Jeff Zucker, the President of CNN Worldwide, recently was pressed to defend the inordinate coverage that the network has offered of Republican party frontrunner Donald Trump. After all, in this chicken-or-egg debate about Trump’s popularity stemming from seemingly endless media coverage, it seems reasonable to wonder whether network power players hold some level of responsibility for the Trump phenomenon. Zucker argued, “I actually reject that premise that we’ve given too much attention to him.”
But Trump livestreams, rallies, and panel talking points aside, major kudos are due to CNN for its recent coverage of the harrowing Syrian Civil War and the work of Clarissa Ward, the network’s Senior International Correspondent. CNN has given significant airtime and clearly devoted resources to Ward’s most recent trip to, quite literally, the frontlines of terror. Although Ward has made a dozen trips to Syria since unrest broke out in 2011 alone (and many before then) footage, interviews and reports of her most recent trip have been seen all over CNN broadcasts as of late.
While the eyes of the world may be planted on the circus tricks from the American campaign trail animals, it may be convenient to overlook the true devastation that Syria has faced. Ward has put herself into the most precarious situations imaginable for a journalist, doing excellent work from the field in the process and giving a face to the tales of devastation and bloodshed that the world deserves to see.
“I spent six months preparing for this trip,” Ward told me. She outlined the meticulous planning and care that went into her most recent visit to Syria, which covered areas like Aleppo and Idlib. “I spent years developing the relationships that allowed me to do it. So I felt pretty comfortable that we had mitigated the kidnapping threat.”
That threat has been one of the most increasingly circumspect dangers that have prevented other Western journalists from attempting the same sort of coverage.
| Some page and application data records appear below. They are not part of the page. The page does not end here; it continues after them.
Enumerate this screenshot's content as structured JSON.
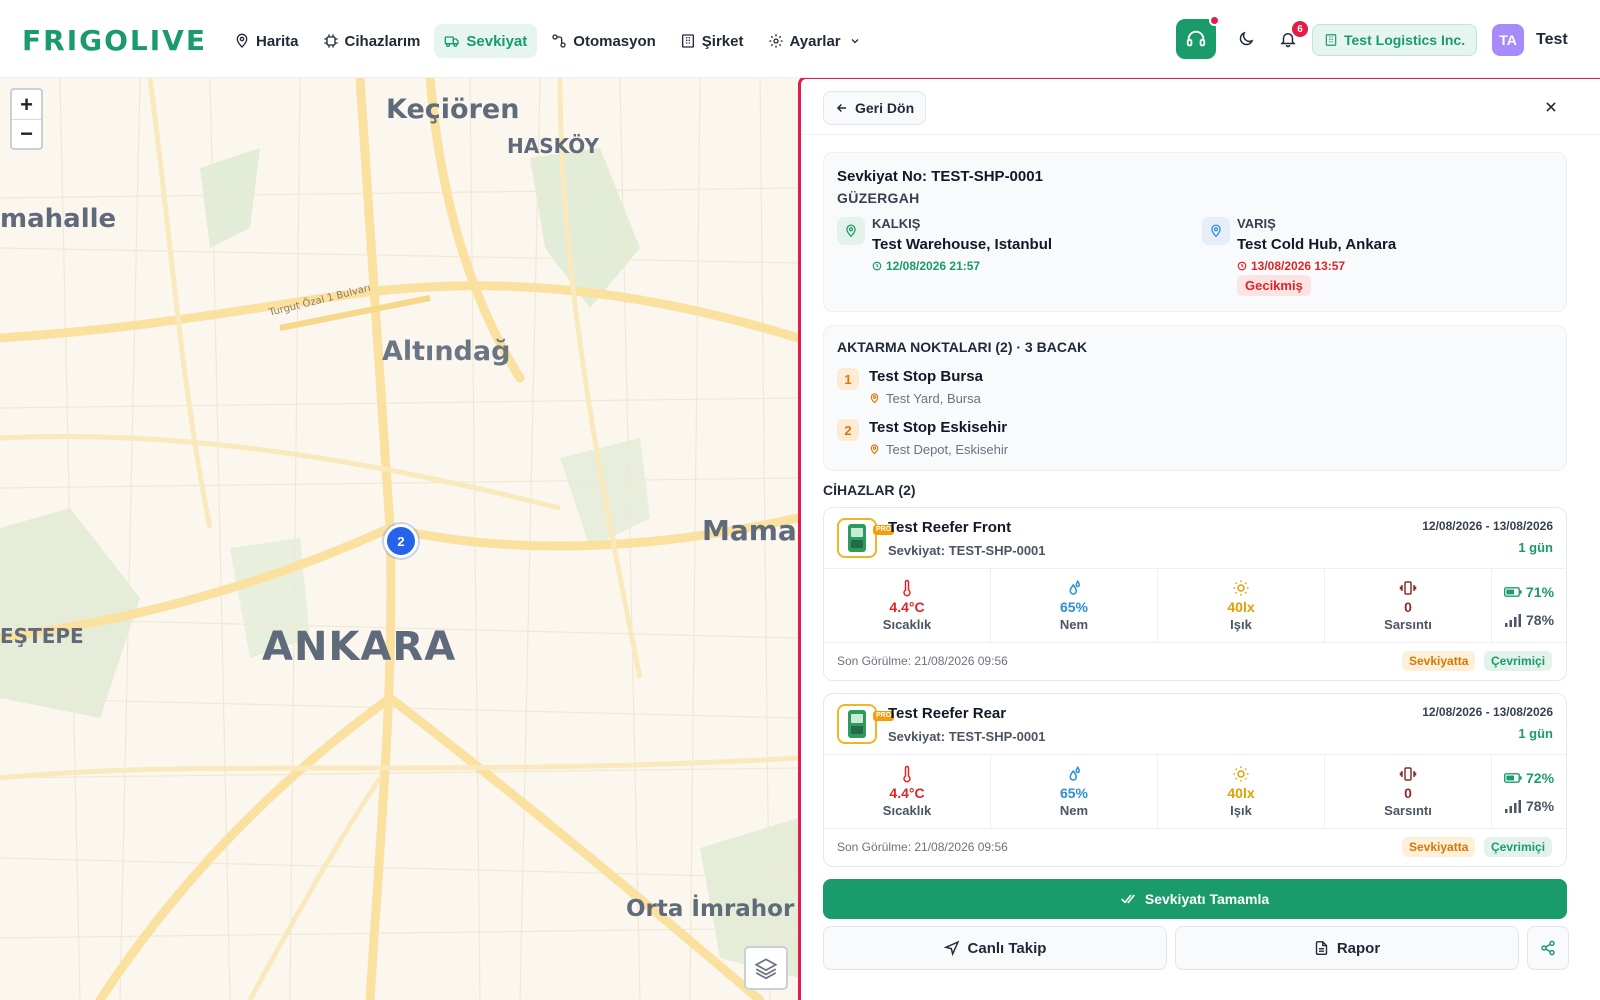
{
  "app": {
    "logo_text": "FRIGOLIVE"
  },
  "nav": [
    {
      "label": "Harita",
      "icon": "map-pin-icon"
    },
    {
      "label": "Cihazlarım",
      "icon": "chip-icon"
    },
    {
      "label": "Sevkiyat",
      "icon": "truck-icon",
      "active": true
    },
    {
      "label": "Otomasyon",
      "icon": "workflow-icon"
    },
    {
      "label": "Şirket",
      "icon": "building-icon"
    },
    {
      "label": "Ayarlar",
      "icon": "gear-icon"
    }
  ],
  "header": {
    "notification_count": "6",
    "company": "Test Logistics Inc.",
    "avatar_initials": "TA",
    "user_name": "Test"
  },
  "map": {
    "labels": {
      "kecioren": "Keçiören",
      "haskoy": "HASKÖY",
      "mahalle": "mahalle",
      "altindag": "Altındağ",
      "ankara": "ANKARA",
      "mama": "Mama",
      "estepe": "EŞTEPE",
      "orta": "Orta İmrahor",
      "bulvar": "Turgut Özal 1 Bulvarı"
    },
    "zoom_in": "+",
    "zoom_out": "−",
    "cluster_count": "2"
  },
  "panel": {
    "back_label": "Geri Dön",
    "shipment_prefix": "Sevkiyat No:",
    "shipment_no": "TEST-SHP-0001",
    "route_title": "GÜZERGAH",
    "departure": {
      "label": "KALKIŞ",
      "place": "Test Warehouse, Istanbul",
      "time": "12/08/2026 21:57"
    },
    "arrival": {
      "label": "VARIŞ",
      "place": "Test Cold Hub, Ankara",
      "time": "13/08/2026 13:57",
      "status": "Gecikmiş"
    },
    "stops_title": "AKTARMA NOKTALARI (2) · 3 BACAK",
    "stops": [
      {
        "num": "1",
        "name": "Test Stop Bursa",
        "address": "Test Yard, Bursa"
      },
      {
        "num": "2",
        "name": "Test Stop Eskisehir",
        "address": "Test Depot, Eskisehir"
      }
    ],
    "devices_title": "CİHAZLAR (2)",
    "devices": [
      {
        "name": "Test Reefer Front",
        "shipment": "Sevkiyat: TEST-SHP-0001",
        "dates": "12/08/2026 - 13/08/2026",
        "days": "1 gün",
        "pro_tag": "PRO",
        "temperature": "4.4°C",
        "temperature_label": "Sıcaklık",
        "humidity": "65%",
        "humidity_label": "Nem",
        "light": "40lx",
        "light_label": "Işık",
        "shock": "0",
        "shock_label": "Sarsıntı",
        "battery": "71%",
        "signal": "78%",
        "last_seen": "Son Görülme: 21/08/2026 09:56",
        "status_transit": "Sevkiyatta",
        "status_online": "Çevrimiçi"
      },
      {
        "name": "Test Reefer Rear",
        "shipment": "Sevkiyat: TEST-SHP-0001",
        "dates": "12/08/2026 - 13/08/2026",
        "days": "1 gün",
        "pro_tag": "PRO",
        "temperature": "4.4°C",
        "temperature_label": "Sıcaklık",
        "humidity": "65%",
        "humidity_label": "Nem",
        "light": "40lx",
        "light_label": "Işık",
        "shock": "0",
        "shock_label": "Sarsıntı",
        "battery": "72%",
        "signal": "78%",
        "last_seen": "Son Görülme: 21/08/2026 09:56",
        "status_transit": "Sevkiyatta",
        "status_online": "Çevrimiçi"
      }
    ],
    "complete_label": "Sevkiyatı Tamamla",
    "live_track_label": "Canlı Takip",
    "report_label": "Rapor"
  },
  "colors": {
    "brand": "#1a9b6c",
    "alert": "#e11d48",
    "temperature": "#dc2626",
    "humidity": "#2b8fd6",
    "light": "#e0a100",
    "shock": "#8b2d2d"
  }
}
Ward believes that this most recent trip along with her producer Salma Abdelaziz marked the first time in a year-and-a-half that any Western journalist had covered the calamitous developments on the ground.
6.5 million Syrians are displaced as a result of the ongoing conflict, and for those who remain behind in regions like Aleppo and Idlib, daily life carries with it a remarkably threatening existence. Ward’s recent reporting shows how even basic fruit stands — often the only signs of teeming life among unimaginable ruins — often become the target for the newest wave of airstrikes. Ward told me, “We could hear Russian jets overheard. We could hear the dull thud of explosions in the distance. We could hear some active fighting. You don’t hear it on camera; but when you’re on the ground, you can hear fighting all the time.”
I asked Ward what the most frightening part of her most recent visit to the region was, and she candidly spoke about the threat of airstrikes. She said, “The only time I ever really felt scared was during the airstrikes that we witnessed. It’s a psychological thing… you don’t know how you can protect yourself — because you can’t, essentially. In those moments, you are acutely vulnerable.”
Perhaps most remarkably, Ward and Abdelaziz uncovered the scores of proud Syrian people who adamantly refuse to leave their homeland. “I always assumed — as I think many of us did — that people who stayed inside these Rebel-held parts of Syria did so because they were either too poor or too sick to leave,” Ward told me. But the reality is that public servants like doctors and lawyers are incredibly committed to ensuring that their work endures for the people who need them.
“They’ve suffered so much. They’ve shed so much blood, they’ve lost so many people. They can’t turn back now. It’s past the point of no return.”
CNN continues to cover this ongoing crisis with admirable and dogged commitment, giving Ward a platform to speak about her work. Immediately after our interview, she was being whisked off to appear yet again on CNN. On Monday alone, Clarissa Ward did 20 live shots across CNN/US and CNN International properties. Ward has been actively discussing her work on the ground, such as one report from a hospital where badly-wounded children were being carried in on blood-soaked stretchers, minutes before their deaths; in one particular dramatic take, Ward and her driver are seen speeding down Aleppo’s “Death Road”, a dangerous stretch where the intersection of the regime and Rebel-fighting Kurdish fighters are engaged in gunfire daily.
All elements of the CNN enterprise have championed Ward’s work with prime placement, including digital and social media platforms. Ward’s Facebook Live discussion this week reached 1.7 million viewers alone.
It’s a bold and admirable programming move; with both parties storming towards naming their nominees in the 2016 election, primary returns, and highly-televised Trump rallies and protests, putting such a concerted focus on an unparalleled humanitarian crisis is probably not a ratings boon for CNN. Those are the times we in the media critique business should offer our praise.
As Ward told me, the devastation for the Syrian people is far from over, and her role covering the crisis will likely continue until a specific, clear objective is reached:
“Really it comes down to one key demand,” Ward told me. “President Bashar al-Assad must step down. For the people on the ground, it’s a dealbreaker.”
[images provided by CNN]
This is an opinion piece. The views expressed in this article are those of just the author.